#### Data listing:
((

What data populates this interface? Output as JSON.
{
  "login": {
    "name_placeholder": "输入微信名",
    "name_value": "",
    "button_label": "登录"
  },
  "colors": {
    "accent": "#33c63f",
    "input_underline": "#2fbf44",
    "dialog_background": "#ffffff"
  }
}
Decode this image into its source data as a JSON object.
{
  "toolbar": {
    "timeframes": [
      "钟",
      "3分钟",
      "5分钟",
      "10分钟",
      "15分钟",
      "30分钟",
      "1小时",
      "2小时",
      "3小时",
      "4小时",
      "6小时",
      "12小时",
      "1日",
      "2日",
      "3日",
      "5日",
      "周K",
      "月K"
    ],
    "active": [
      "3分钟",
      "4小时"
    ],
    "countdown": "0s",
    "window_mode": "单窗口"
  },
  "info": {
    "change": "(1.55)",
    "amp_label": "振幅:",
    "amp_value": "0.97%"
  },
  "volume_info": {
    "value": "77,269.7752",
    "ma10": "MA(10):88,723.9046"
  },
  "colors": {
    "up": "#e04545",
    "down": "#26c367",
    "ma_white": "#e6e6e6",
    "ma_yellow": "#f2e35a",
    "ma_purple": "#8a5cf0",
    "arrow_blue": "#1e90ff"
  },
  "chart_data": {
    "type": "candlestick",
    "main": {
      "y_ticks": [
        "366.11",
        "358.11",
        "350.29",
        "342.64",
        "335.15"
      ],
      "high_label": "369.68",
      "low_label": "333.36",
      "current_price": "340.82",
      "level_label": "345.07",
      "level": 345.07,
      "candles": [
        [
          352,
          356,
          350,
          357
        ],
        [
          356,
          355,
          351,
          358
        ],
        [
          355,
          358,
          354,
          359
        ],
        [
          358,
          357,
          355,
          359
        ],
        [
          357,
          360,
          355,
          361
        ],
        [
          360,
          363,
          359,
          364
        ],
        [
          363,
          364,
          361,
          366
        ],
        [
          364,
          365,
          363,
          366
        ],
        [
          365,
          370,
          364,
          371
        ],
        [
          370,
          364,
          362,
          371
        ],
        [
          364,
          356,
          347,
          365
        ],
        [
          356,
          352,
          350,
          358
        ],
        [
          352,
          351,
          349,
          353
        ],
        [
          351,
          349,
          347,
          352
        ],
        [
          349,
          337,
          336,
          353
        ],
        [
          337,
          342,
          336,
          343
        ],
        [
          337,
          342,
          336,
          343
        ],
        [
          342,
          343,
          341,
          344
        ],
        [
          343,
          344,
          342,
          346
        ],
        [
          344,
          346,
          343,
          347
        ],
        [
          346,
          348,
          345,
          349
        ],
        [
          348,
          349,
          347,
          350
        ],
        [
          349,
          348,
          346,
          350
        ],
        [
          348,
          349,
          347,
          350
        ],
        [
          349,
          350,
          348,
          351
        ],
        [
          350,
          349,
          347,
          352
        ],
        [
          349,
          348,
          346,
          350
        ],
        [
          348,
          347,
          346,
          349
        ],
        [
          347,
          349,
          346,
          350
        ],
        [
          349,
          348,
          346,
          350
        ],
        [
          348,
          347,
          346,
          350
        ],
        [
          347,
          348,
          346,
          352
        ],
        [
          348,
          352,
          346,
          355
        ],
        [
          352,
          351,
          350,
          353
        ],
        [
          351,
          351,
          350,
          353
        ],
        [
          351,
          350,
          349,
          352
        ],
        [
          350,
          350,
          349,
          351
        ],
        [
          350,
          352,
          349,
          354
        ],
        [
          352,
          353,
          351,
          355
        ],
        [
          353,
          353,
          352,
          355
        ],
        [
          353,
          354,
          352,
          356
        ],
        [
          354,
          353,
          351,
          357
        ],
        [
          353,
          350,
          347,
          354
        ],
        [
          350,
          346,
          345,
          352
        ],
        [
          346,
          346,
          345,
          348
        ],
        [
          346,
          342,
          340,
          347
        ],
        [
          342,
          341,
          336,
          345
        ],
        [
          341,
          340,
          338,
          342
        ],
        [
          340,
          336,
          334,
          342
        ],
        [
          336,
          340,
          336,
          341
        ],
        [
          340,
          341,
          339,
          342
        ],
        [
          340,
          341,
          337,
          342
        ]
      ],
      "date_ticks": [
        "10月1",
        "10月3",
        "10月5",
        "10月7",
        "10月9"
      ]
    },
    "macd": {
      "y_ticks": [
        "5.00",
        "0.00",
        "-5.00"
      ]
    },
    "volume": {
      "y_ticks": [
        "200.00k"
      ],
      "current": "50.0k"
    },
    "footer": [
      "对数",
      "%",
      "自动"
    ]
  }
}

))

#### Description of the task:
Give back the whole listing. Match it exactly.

#### Solution to the exercise:
What data populates this interface? Output as JSON.
{
  "login": {
    "name_placeholder": "输入微信名",
    "name_value": "",
    "button_label": "登录"
  },
  "colors": {
    "accent": "#33c63f",
    "input_underline": "#2fbf44",
    "dialog_background": "#ffffff"
  }
}
Decode this image into its source data as a JSON object.
{
  "toolbar": {
    "timeframes": [
      "钟",
      "3分钟",
      "5分钟",
      "10分钟",
      "15分钟",
      "30分钟",
      "1小时",
      "2小时",
      "3小时",
      "4小时",
      "6小时",
      "12小时",
      "1日",
      "2日",
      "3日",
      "5日",
      "周K",
      "月K"
    ],
    "active": [
      "3分钟",
      "4小时"
    ],
    "countdown": "0s",
    "window_mode": "单窗口"
  },
  "info": {
    "change": "(1.55)",
    "amp_label": "振幅:",
    "amp_value": "0.97%"
  },
  "volume_info": {
    "value": "77,269.7752",
    "ma10": "MA(10):88,723.9046"
  },
  "colors": {
    "up": "#e04545",
    "down": "#26c367",
    "ma_white": "#e6e6e6",
    "ma_yellow": "#f2e35a",
    "ma_purple": "#8a5cf0",
    "arrow_blue": "#1e90ff"
  },
  "chart_data": {
    "type": "candlestick",
    "main": {
      "y_ticks": [
        "366.11",
        "358.11",
        "350.29",
        "342.64",
        "335.15"
      ],
      "high_label": "369.68",
      "low_label": "333.36",
      "current_price": "340.82",
      "level_label": "345.07",
      "level": 345.07,
      "candles": [
        [
          352,
          356,
          350,
          357
        ],
        [
          356,
          355,
          351,
          358
        ],
        [
          355,
          358,
          354,
          359
        ],
        [
          358,
          357,
          355,
          359
        ],
        [
          357,
          360,
          355,
          361
        ],
        [
          360,
          363,
          359,
          364
        ],
        [
          363,
          364,
          361,
          366
        ],
        [
          364,
          365,
          363,
          366
        ],
        [
          365,
          370,
          364,
          371
        ],
        [
          370,
          364,
          362,
          371
        ],
        [
          364,
          356,
          347,
          365
        ],
        [
          356,
          352,
          350,
          358
        ],
        [
          352,
          351,
          349,
          353
        ],
        [
          351,
          349,
          347,
          352
        ],
        [
          349,
          337,
          336,
          353
        ],
        [
          337,
          342,
          336,
          343
        ],
        [
          337,
          342,
          336,
          343
        ],
        [
          342,
          343,
          341,
          344
        ],
        [
          343,
          344,
          342,
          346
        ],
        [
          344,
          346,
          343,
          347
        ],
        [
          346,
          348,
          345,
          349
        ],
        [
          348,
          349,
          347,
          350
        ],
        [
          349,
          348,
          346,
          350
        ],
        [
          348,
          349,
          347,
          350
        ],
        [
          349,
          350,
          348,
          351
        ],
        [
          350,
          349,
          347,
          352
        ],
        [
          349,
          348,
          346,
          350
        ],
        [
          348,
          347,
          346,
          349
        ],
        [
          347,
          349,
          346,
          350
        ],
        [
          349,
          348,
          346,
          350
        ],
        [
          348,
          347,
          346,
          350
        ],
        [
          347,
          348,
          346,
          352
        ],
        [
          348,
          352,
          346,
          355
        ],
        [
          352,
          351,
          350,
          353
        ],
        [
          351,
          351,
          350,
          353
        ],
        [
          351,
          350,
          349,
          352
        ],
        [
          350,
          350,
          349,
          351
        ],
        [
          350,
          352,
          349,
          354
        ],
        [
          352,
          353,
          351,
          355
        ],
        [
          353,
          353,
          352,
          355
        ],
        [
          353,
          354,
          352,
          356
        ],
        [
          354,
          353,
          351,
          357
        ],
        [
          353,
          350,
          347,
          354
        ],
        [
          350,
          346,
          345,
          352
        ],
        [
          346,
          346,
          345,
          348
        ],
        [
          346,
          342,
          340,
          347
        ],
        [
          342,
          341,
          336,
          345
        ],
        [
          341,
          340,
          338,
          342
        ],
        [
          340,
          336,
          334,
          342
        ],
        [
          336,
          340,
          336,
          341
        ],
        [
          340,
          341,
          339,
          342
        ],
        [
          340,
          341,
          337,
          342
        ]
      ],
      "date_ticks": [
        "10月1",
        "10月3",
        "10月5",
        "10月7",
        "10月9"
      ]
    },
    "macd": {
      "y_ticks": [
        "5.00",
        "0.00",
        "-5.00"
      ]
    },
    "volume": {
      "y_ticks": [
        "200.00k"
      ],
      "current": "50.0k"
    },
    "footer": [
      "对数",
      "%",
      "自动"
    ]
  }
}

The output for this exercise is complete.